The listing that follows must be retyped in full, exactly.
↓↓↓
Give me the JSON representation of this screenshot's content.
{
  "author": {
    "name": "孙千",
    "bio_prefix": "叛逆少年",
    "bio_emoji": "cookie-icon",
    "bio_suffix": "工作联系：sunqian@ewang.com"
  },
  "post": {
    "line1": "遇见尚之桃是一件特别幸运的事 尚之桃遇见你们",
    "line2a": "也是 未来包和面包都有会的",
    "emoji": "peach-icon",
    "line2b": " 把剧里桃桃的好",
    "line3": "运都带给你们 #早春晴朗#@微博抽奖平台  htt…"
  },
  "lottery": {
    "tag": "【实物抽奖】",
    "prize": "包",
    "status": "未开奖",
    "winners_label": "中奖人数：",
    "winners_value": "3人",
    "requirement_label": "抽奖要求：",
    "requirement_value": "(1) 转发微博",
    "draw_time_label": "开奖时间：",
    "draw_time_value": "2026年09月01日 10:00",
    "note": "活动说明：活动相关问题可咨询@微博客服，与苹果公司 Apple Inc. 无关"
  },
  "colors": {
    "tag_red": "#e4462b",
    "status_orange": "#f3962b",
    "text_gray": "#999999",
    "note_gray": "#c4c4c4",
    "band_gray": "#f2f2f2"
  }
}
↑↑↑
> [Exercise output]
Give me the JSON representation of this screenshot's content.
{
  "author": {
    "name": "孙千",
    "bio_prefix": "叛逆少年",
    "bio_emoji": "cookie-icon",
    "bio_suffix": "工作联系：sunqian@ewang.com"
  },
  "post": {
    "line1": "遇见尚之桃是一件特别幸运的事 尚之桃遇见你们",
    "line2a": "也是 未来包和面包都有会的",
    "emoji": "peach-icon",
    "line2b": " 把剧里桃桃的好",
    "line3": "运都带给你们 #早春晴朗#@微博抽奖平台  htt…"
  },
  "lottery": {
    "tag": "【实物抽奖】",
    "prize": "包",
    "status": "未开奖",
    "winners_label": "中奖人数：",
    "winners_value": "3人",
    "requirement_label": "抽奖要求：",
    "requirement_value": "(1) 转发微博",
    "draw_time_label": "开奖时间：",
    "draw_time_value": "2026年09月01日 10:00",
    "note": "活动说明：活动相关问题可咨询@微博客服，与苹果公司 Apple Inc. 无关"
  },
  "colors": {
    "tag_red": "#e4462b",
    "status_orange": "#f3962b",
    "text_gray": "#999999",
    "note_gray": "#c4c4c4",
    "band_gray": "#f2f2f2"
  }
}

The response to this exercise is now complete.